→ **Work instruction**:
Keep each line of the material that includes "help", and leave out the rest.

┌──

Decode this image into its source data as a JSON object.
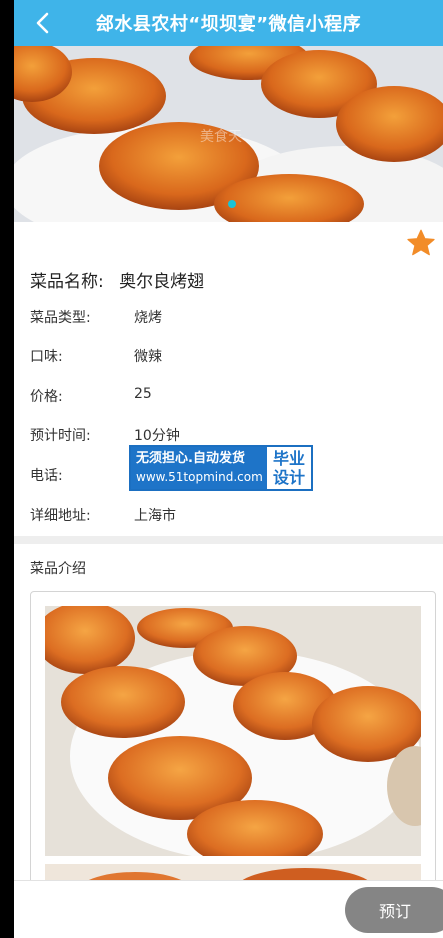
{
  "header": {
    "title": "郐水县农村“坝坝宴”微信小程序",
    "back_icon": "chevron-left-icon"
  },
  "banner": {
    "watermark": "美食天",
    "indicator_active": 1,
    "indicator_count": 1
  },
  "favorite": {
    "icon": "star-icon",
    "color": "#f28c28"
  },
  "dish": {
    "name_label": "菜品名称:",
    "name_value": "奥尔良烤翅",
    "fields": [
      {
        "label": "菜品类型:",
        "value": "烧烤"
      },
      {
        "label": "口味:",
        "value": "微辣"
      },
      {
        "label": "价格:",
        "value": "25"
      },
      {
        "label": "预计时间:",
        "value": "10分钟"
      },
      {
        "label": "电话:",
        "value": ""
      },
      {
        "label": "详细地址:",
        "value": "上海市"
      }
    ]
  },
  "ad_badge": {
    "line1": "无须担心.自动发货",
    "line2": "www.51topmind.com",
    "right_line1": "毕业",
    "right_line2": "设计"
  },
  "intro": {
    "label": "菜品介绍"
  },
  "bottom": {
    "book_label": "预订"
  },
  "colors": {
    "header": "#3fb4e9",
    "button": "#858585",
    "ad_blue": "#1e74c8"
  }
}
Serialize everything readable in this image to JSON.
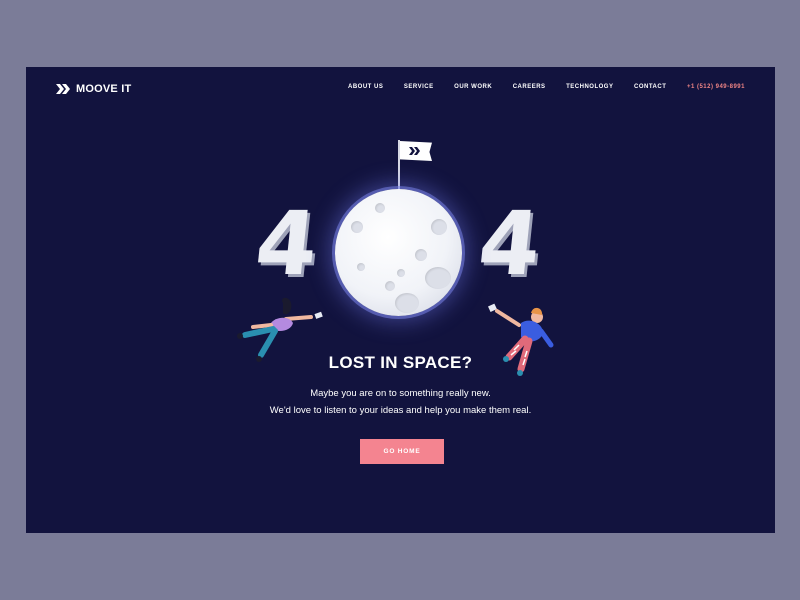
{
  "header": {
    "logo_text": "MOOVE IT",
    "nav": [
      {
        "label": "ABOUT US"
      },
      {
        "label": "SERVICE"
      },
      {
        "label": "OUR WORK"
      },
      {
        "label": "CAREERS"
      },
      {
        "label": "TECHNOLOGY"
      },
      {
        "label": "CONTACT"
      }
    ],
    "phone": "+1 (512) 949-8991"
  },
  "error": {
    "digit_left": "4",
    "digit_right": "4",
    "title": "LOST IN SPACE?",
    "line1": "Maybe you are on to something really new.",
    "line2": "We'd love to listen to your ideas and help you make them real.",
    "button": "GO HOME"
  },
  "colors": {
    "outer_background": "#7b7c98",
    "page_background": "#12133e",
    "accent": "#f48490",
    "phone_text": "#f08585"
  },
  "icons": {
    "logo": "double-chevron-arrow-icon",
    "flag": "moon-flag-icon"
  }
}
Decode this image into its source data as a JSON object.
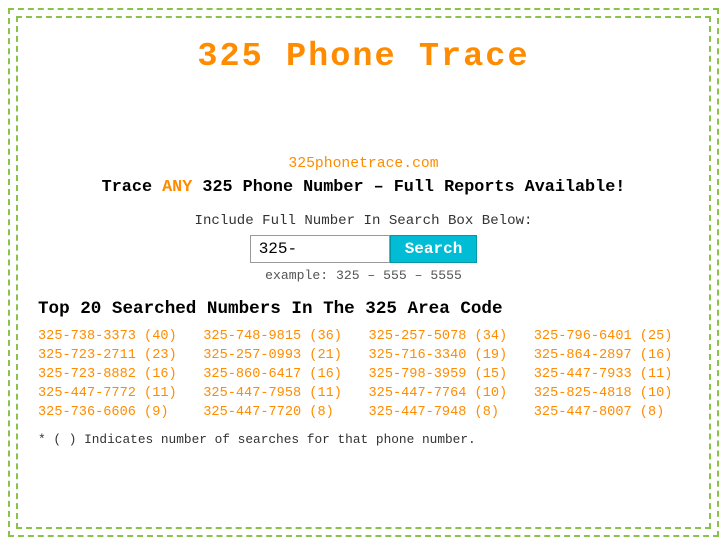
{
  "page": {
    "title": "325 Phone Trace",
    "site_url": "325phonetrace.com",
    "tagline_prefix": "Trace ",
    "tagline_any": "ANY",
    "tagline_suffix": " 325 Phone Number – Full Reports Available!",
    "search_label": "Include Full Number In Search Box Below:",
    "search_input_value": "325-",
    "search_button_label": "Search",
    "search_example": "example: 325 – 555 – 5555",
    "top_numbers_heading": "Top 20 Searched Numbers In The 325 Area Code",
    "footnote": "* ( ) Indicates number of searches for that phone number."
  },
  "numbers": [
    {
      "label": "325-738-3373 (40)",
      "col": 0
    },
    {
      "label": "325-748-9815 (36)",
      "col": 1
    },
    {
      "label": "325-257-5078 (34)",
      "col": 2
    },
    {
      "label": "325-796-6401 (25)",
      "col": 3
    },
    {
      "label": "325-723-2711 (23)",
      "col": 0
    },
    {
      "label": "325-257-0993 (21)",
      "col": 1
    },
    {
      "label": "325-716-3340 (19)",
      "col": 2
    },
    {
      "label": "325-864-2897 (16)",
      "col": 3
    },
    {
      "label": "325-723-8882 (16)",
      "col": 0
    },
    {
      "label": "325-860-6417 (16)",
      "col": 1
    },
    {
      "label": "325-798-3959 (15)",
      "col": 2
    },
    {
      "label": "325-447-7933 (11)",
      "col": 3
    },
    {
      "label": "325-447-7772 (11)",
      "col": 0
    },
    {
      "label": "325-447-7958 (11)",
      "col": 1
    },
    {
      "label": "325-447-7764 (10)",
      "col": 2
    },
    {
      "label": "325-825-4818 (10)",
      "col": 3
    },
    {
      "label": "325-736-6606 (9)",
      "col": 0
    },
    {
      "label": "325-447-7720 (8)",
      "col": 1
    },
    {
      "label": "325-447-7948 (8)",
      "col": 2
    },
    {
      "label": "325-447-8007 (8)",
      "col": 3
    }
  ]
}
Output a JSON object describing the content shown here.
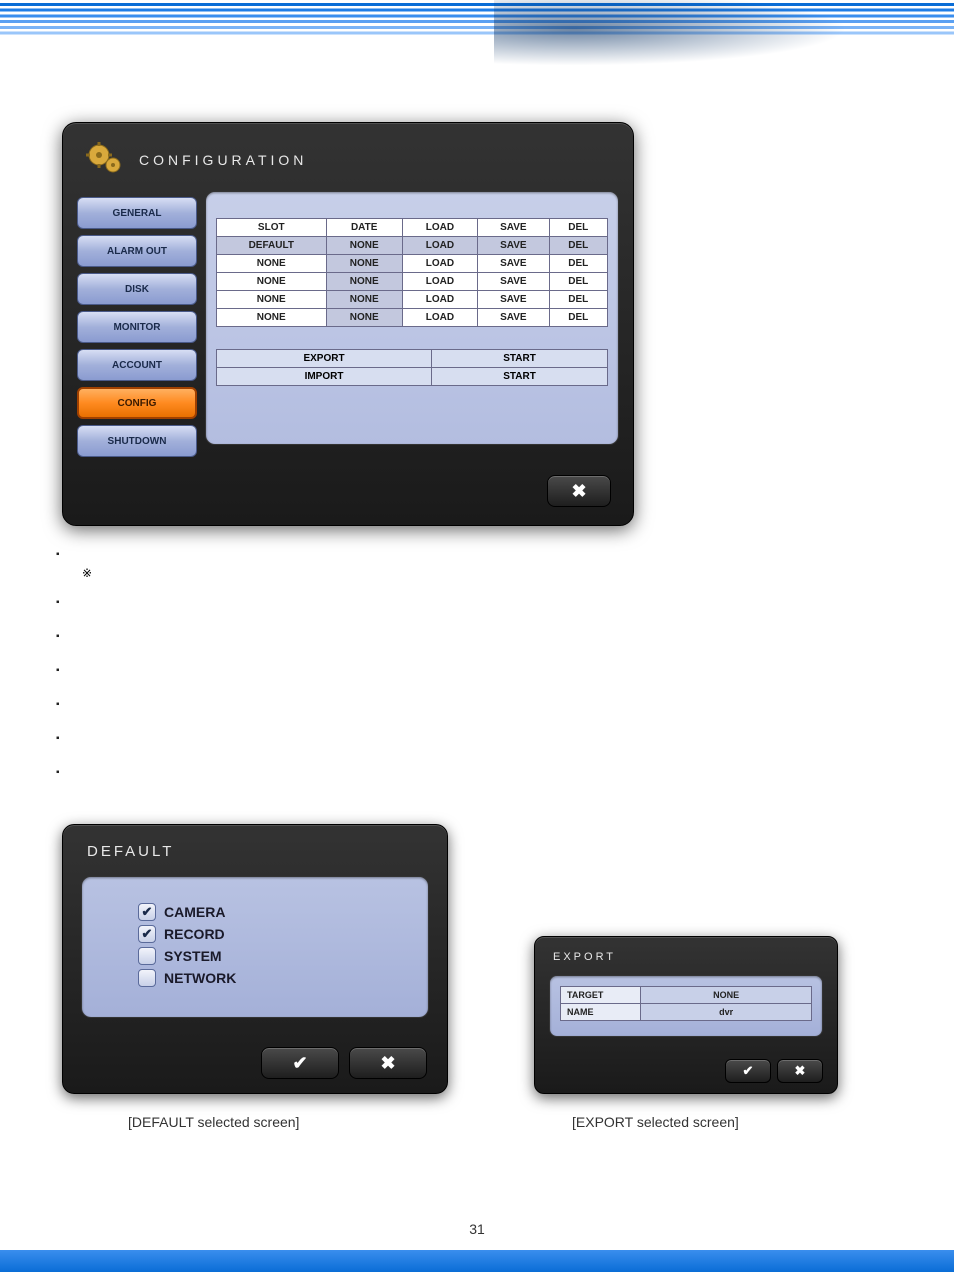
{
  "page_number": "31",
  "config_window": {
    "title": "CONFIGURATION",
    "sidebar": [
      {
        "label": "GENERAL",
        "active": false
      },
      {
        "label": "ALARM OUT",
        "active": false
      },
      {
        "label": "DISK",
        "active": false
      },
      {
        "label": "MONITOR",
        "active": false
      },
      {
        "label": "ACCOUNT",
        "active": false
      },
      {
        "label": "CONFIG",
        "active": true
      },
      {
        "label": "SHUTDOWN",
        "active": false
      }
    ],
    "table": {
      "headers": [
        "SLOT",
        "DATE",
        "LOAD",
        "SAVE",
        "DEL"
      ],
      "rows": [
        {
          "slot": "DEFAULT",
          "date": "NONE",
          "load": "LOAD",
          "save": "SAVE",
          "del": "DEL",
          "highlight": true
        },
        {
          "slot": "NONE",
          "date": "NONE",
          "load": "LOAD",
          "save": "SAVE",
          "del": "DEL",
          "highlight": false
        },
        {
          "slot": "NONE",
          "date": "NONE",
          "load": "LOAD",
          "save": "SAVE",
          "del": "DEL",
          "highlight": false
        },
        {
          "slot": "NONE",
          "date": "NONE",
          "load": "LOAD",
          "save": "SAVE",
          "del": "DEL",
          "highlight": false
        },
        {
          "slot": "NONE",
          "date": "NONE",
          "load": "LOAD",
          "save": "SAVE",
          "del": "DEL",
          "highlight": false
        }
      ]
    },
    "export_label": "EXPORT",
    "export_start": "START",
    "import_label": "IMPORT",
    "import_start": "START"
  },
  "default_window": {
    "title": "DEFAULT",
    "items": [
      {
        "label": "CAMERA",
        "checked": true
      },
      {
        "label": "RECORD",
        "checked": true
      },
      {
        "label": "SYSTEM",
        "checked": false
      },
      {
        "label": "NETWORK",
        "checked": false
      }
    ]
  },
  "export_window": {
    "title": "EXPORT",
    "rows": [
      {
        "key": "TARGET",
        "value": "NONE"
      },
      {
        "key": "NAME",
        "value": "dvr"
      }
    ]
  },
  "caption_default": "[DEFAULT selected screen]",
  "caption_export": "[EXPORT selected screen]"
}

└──
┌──

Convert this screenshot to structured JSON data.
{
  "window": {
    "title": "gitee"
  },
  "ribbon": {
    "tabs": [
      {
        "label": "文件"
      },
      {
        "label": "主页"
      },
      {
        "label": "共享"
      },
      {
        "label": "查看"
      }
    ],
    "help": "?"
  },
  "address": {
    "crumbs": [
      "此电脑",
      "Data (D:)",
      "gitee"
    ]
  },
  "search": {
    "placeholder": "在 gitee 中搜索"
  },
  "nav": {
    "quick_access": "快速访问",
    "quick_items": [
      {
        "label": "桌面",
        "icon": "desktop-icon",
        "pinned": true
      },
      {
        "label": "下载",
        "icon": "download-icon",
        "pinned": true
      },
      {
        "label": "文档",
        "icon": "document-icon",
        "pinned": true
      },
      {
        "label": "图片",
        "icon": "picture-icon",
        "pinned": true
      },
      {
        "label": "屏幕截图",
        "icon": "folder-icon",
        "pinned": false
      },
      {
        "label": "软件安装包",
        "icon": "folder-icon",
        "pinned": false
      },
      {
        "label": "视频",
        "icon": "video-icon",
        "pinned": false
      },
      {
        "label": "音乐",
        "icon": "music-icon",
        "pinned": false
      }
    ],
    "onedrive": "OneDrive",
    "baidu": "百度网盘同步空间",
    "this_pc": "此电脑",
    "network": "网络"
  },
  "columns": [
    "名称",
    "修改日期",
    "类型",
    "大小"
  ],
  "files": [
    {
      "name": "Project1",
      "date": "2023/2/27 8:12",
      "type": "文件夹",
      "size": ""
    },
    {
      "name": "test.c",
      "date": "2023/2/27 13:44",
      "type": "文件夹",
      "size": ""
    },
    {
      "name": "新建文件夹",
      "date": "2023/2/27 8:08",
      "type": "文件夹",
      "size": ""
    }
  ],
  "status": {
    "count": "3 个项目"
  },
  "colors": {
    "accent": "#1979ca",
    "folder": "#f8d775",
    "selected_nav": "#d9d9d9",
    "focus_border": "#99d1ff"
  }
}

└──

→ **Exercise solution**:
    "line2": "We'd love to listen to your ideas and help you make them real.",
    "help": "?"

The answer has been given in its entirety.